Secretary-General of the Sudanese Coordination of Civil Democratic Forces (Taqaddum), Siddiq al-Mahdi (Aswat Asharq Al-Awsatt)
Secretary-General of the Sudanese Coordination of Civil Democratic Forces (Taqaddum), Siddiq al-Mahdi (Aswat Asharq Al-Awsatt)

Siddiq al-Mahdi, Secretary-General of the Sudanese Coordination of Civil Democratic Forces (Taqaddum), stressed the urgent need for humanitarian aid to Sudanese citizens suffering from the ongoing conflict.

In an interview with Aswat Asharq Al-Awsatt in Addis Ababa, al-Mahdi criticized the National Congress Party for manipulating its alliance with the military to advance its political goals.

Al-Mahdi said he would only engage in the political process if the party ends its connection with the military and security forces.

He highlighted a growing recognition of the need to end the war, noting a shift away from military solutions as a positive sign of Sudanese public opinion converging on the need for peace.

The Taqaddum official said this change has reduced support for the war and increased regional and international calls for its end.

Al-Mahdi warned that the war has caused a severe humanitarian crisis and poses threats to the region, neighboring countries, the Horn of Africa, and Red Sea security.

“The need to stop the war is now urgent, and we must act on this,” he said.

He praised international efforts, including the Paris and Cairo conferences and the UN's attempts to bring the warring sides together in Geneva for aid and protection.

Al-Mahdi also revealed that his coalition had proposed a plan to the military and Rapid Support Forces, focusing on humanitarian aid, political arrangements to end the war, and a transition to civilian democracy.

He stressed that the humanitarian situation cannot wait for the war to end.

“Providing aid and protecting citizens are urgent priorities. We need to act now to deliver aid, even before the war ends,” he said.

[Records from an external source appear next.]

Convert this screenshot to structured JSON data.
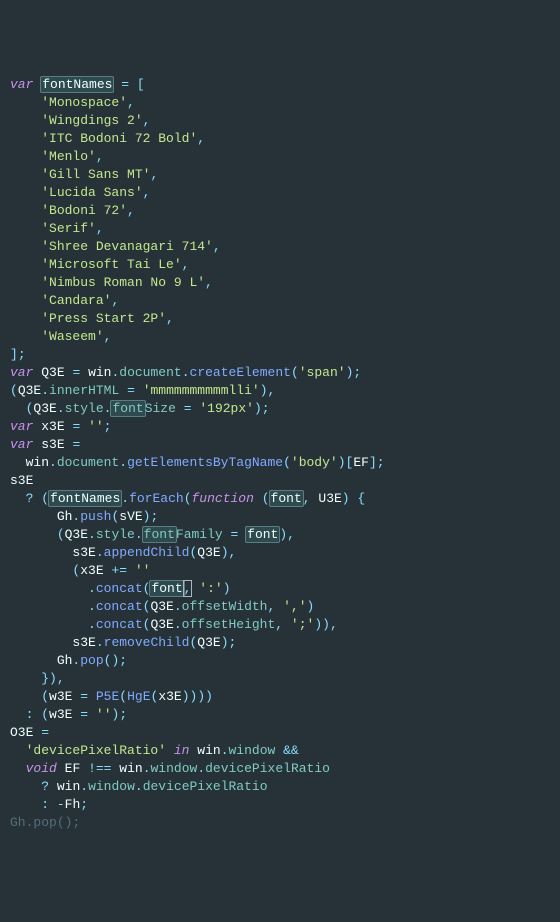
{
  "code": {
    "keyword_var": "var",
    "fontNames": "fontNames",
    "fonts": [
      "Monospace",
      "Wingdings 2",
      "ITC Bodoni 72 Bold",
      "Menlo",
      "Gill Sans MT",
      "Lucida Sans",
      "Bodoni 72",
      "Serif",
      "Shree Devanagari 714",
      "Microsoft Tai Le",
      "Nimbus Roman No 9 L",
      "Candara",
      "Press Start 2P",
      "Waseem"
    ],
    "Q3E": "Q3E",
    "win": "win",
    "document": "document",
    "createElement": "createElement",
    "span": "span",
    "innerHTML": "innerHTML",
    "mmmstr": "mmmmmmmmmmlli",
    "style": "style",
    "font": "font",
    "Size": "Size",
    "size192": "192px",
    "x3E": "x3E",
    "s3E": "s3E",
    "getElementsByTagName": "getElementsByTagName",
    "body": "body",
    "EF": "EF",
    "forEach": "forEach",
    "function": "function",
    "U3E": "U3E",
    "Gh": "Gh",
    "push": "push",
    "sVE": "sVE",
    "Family": "Family",
    "appendChild": "appendChild",
    "concat": "concat",
    "colon": ":",
    "offsetWidth": "offsetWidth",
    "comma": ",",
    "offsetHeight": "offsetHeight",
    "semicolon": ";",
    "removeChild": "removeChild",
    "pop": "pop",
    "w3E": "w3E",
    "P5E": "P5E",
    "HgE": "HgE",
    "empty": "",
    "O3E": "O3E",
    "devicePixelRatio": "devicePixelRatio",
    "in": "in",
    "window": "window",
    "and": "&&",
    "void": "void",
    "neq": "!==",
    "Fh": "Fh",
    "ghpop_partial": "Gh.pop();"
  }
}
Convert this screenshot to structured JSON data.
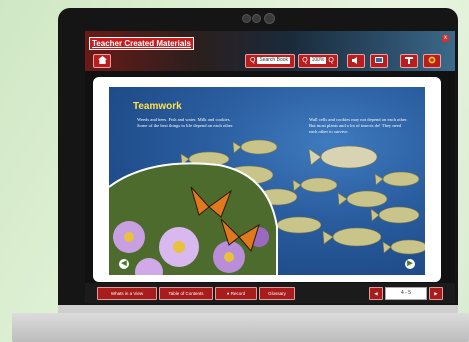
{
  "app": {
    "logo_text": "Teacher Created Materials",
    "close_glyph": "x"
  },
  "toolbar": {
    "home_icon": "home-icon",
    "search_label": "Search Book",
    "zoom_value": "100%",
    "buttons": [
      "zoom-in-icon",
      "zoom-out-icon",
      "audio-icon",
      "bookmark-icon",
      "tools-icon",
      "settings-icon"
    ]
  },
  "page": {
    "title": "Teamwork",
    "left_text": "Weeds and bees. Fish and water. Milk and cookies. Some of the best things in life depend on each other.",
    "right_text": "Wall cells and cookies may not depend on each other. But most plants and a lot of insects do! They need each other to survive.",
    "prev_arrow": "◀",
    "next_arrow": "▶"
  },
  "footer": {
    "buttons": [
      "Whats in a View",
      "Table of Contents",
      "Record",
      "Glossary"
    ],
    "page_indicator": "4 - 5",
    "prev": "◀",
    "next": "▶"
  },
  "colors": {
    "accent": "#b91e1e",
    "title": "#ffe24a",
    "ocean": "#2a5d9f"
  }
}
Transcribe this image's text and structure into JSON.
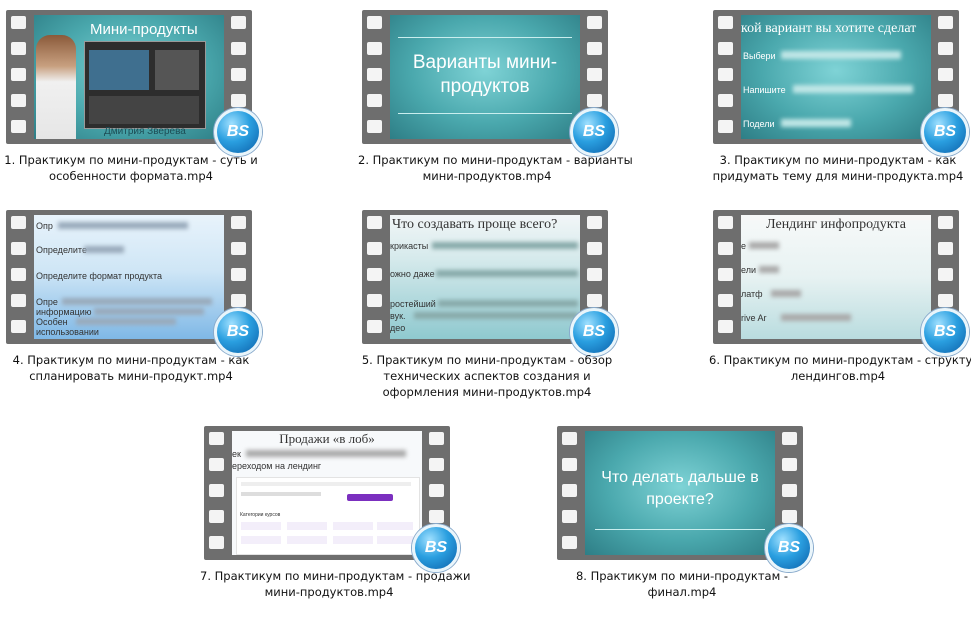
{
  "items": [
    {
      "caption_lines": [
        "1. Практикум по мини-продуктам - суть и",
        "особенности формата.mp4"
      ],
      "slide_title": "Мини-продукты",
      "slide_subtitle": "Дмитрия Зверева"
    },
    {
      "caption_lines": [
        "2. Практикум по мини-продуктам - варианты",
        "мини-продуктов.mp4"
      ],
      "slide_title": "Варианты мини-продуктов"
    },
    {
      "caption_lines": [
        "3. Практикум по мини-продуктам - как",
        "придумать тему для мини-продукта.mp4"
      ],
      "slide_title": "кой вариант вы хотите сделат",
      "slide_lines": [
        "Выбери",
        "Напишите",
        "Подели"
      ]
    },
    {
      "caption_lines": [
        "4. Практикум по мини-продуктам - как",
        "спланировать мини-продукт.mp4"
      ],
      "slide_lines": [
        "Опр",
        "Определите",
        "Определите формат продукта",
        "Опре",
        "информацию",
        "Особен",
        "использовании"
      ]
    },
    {
      "caption_lines": [
        "5. Практикум по мини-продуктам - обзор",
        "технических аспектов создания и",
        "оформления мини-продуктов.mp4"
      ],
      "slide_title": "Что создавать проще всего?",
      "slide_lines": [
        "крикасты",
        "ожно даже",
        "ростейший",
        "вук.",
        "део"
      ]
    },
    {
      "caption_lines": [
        "6. Практикум по мини-продуктам - структура",
        "лендингов.mp4"
      ],
      "slide_title": "Лендинг инфопродукта",
      "slide_lines": [
        "е",
        "ели",
        "латф",
        "rive Ar"
      ]
    },
    {
      "caption_lines": [
        "7. Практикум по мини-продуктам - продажи",
        "мини-продуктов.mp4"
      ],
      "slide_title": "Продажи «в лоб»",
      "slide_lines": [
        "ек",
        "ереходом на лендинг"
      ],
      "slide_section": "Категории курсов"
    },
    {
      "caption_lines": [
        "8. Практикум по мини-продуктам -",
        "финал.mp4"
      ],
      "slide_title": "Что делать дальше в проекте?"
    }
  ],
  "badge_text": "BS",
  "icons": {
    "badge": "bs-player-badge-icon",
    "film": "film-strip-icon"
  }
}
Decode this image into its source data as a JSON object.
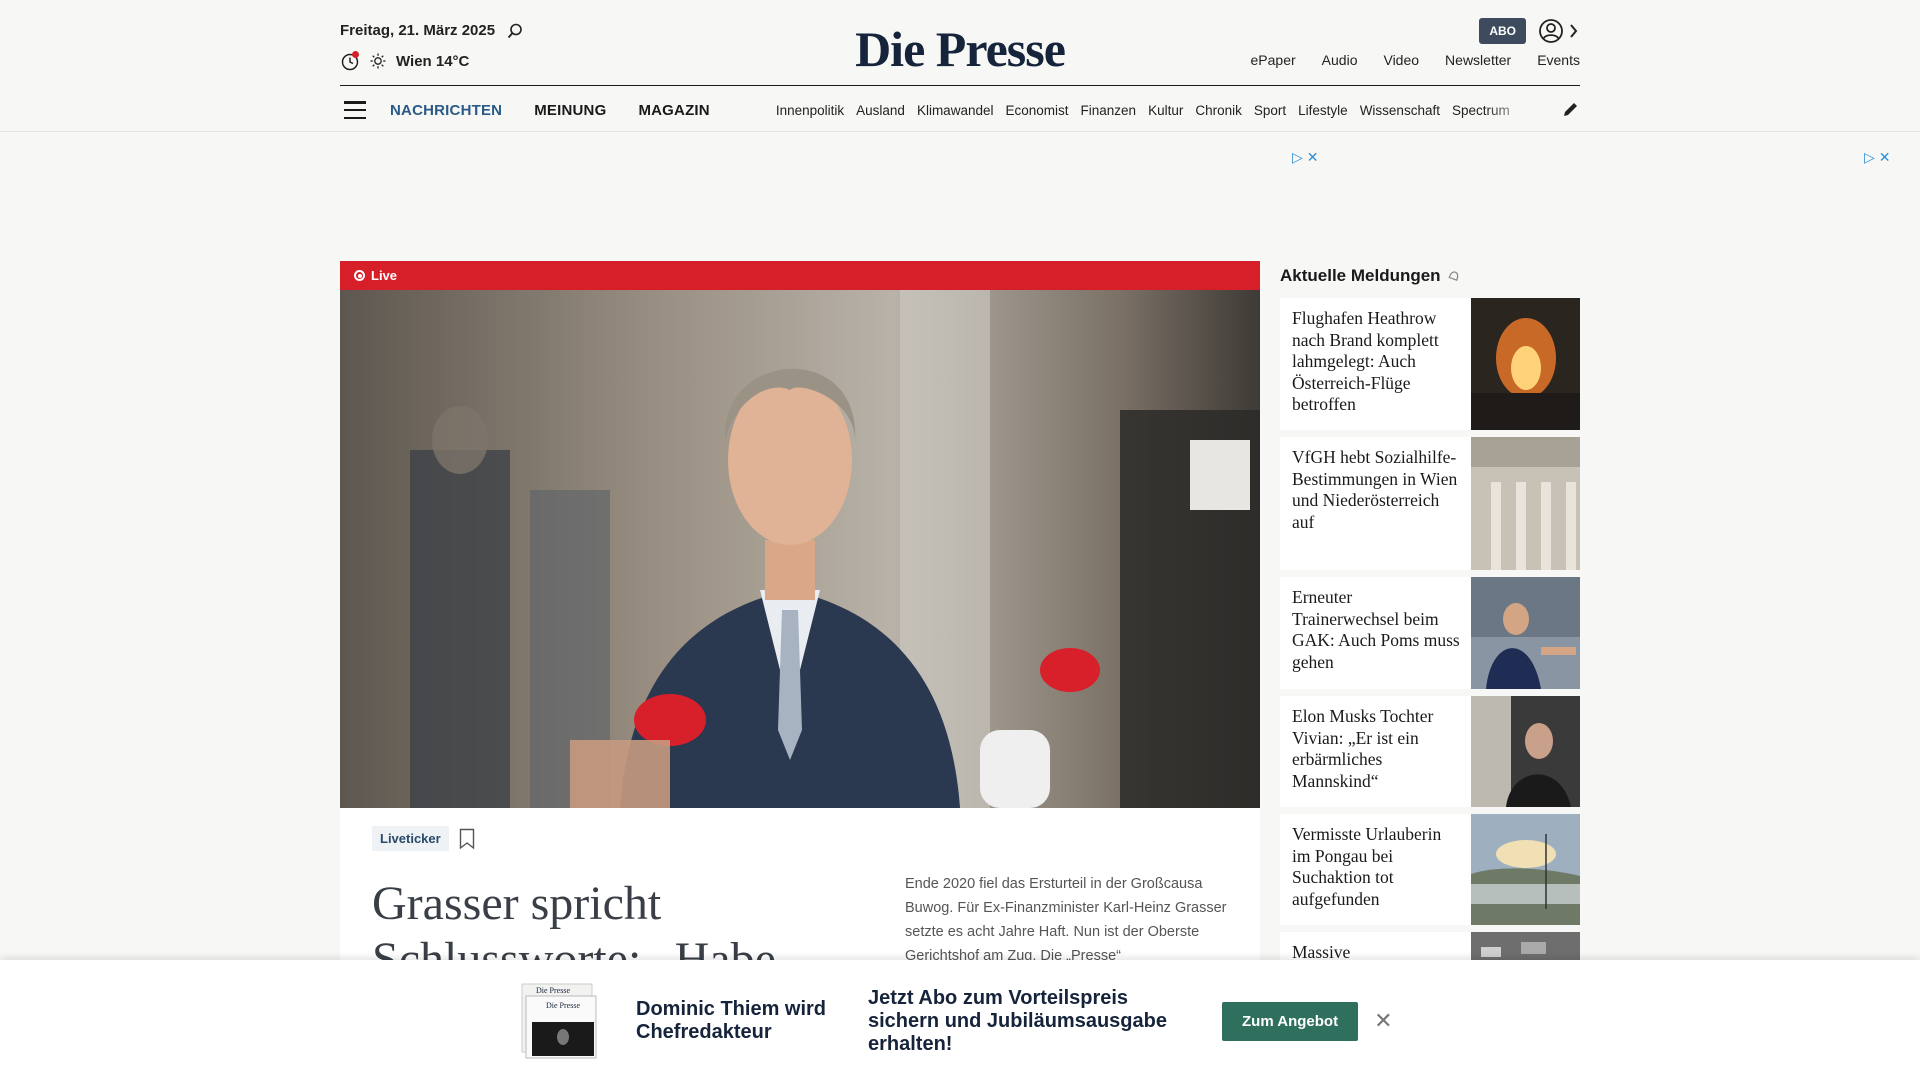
{
  "header": {
    "date": "Freitag, 21. März 2025",
    "weather": "Wien 14°C",
    "logo": "Die Presse",
    "abo": "ABO",
    "top_links": [
      "ePaper",
      "Audio",
      "Video",
      "Newsletter",
      "Events"
    ]
  },
  "nav": {
    "main": [
      "NACHRICHTEN",
      "MEINUNG",
      "MAGAZIN"
    ],
    "sub": [
      "Innenpolitik",
      "Ausland",
      "Klimawandel",
      "Economist",
      "Finanzen",
      "Kultur",
      "Chronik",
      "Sport",
      "Lifestyle",
      "Wissenschaft",
      "Spectrum"
    ]
  },
  "hero": {
    "live_label": "Live",
    "tag": "Liveticker",
    "headline": "Grasser spricht Schlussworte: „Habe",
    "teaser": "Ende 2020 fiel das Ersturteil in der Großcausa Buwog. Für Ex-Finanzminister Karl-Heinz Grasser setzte es acht Jahre Haft. Nun ist der Oberste Gerichtshof am Zug. Die „Presse“"
  },
  "sidebar": {
    "title": "Aktuelle Meldungen",
    "items": [
      {
        "title": "Flughafen Heathrow nach Brand komplett lahmgelegt: Auch Österreich-Flüge betroffen"
      },
      {
        "title": "VfGH hebt Sozialhilfe-Bestimmungen in Wien und Niederösterreich auf"
      },
      {
        "title": "Erneuter Trainerwechsel beim GAK: Auch Poms muss gehen"
      },
      {
        "title": "Elon Musks Tochter Vivian: „Er ist ein erbärmliches Mannskind“"
      },
      {
        "title": "Vermisste Urlauberin im Pongau bei Suchaktion tot aufgefunden"
      },
      {
        "title": "Massive"
      }
    ]
  },
  "banner": {
    "headline": "Dominic Thiem wird Chefredakteur",
    "offer": "Jetzt Abo zum Vorteilspreis sichern und Jubiläumsausgabe erhalten!",
    "button": "Zum Angebot"
  },
  "colors": {
    "live": "#d71f2a",
    "accent": "#2a5a87",
    "cta": "#2e6f5e",
    "logo": "#16243b"
  }
}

He noted that the best approach involves coordinating initiatives from various platforms, including Jeddah, IGAD, and its key member states Ethiopia, Kenya, and Uganda, as well as Bahrain, the UAE, Egypt, the African Union, and the United Nations.

Al-Mahdi emphasized that all these entities are working on humanitarian and peace efforts.

He stated that any alignment among mediators, conflict parties, and civil components is viewed by Taqaddum as a comprehensive process for achieving peace.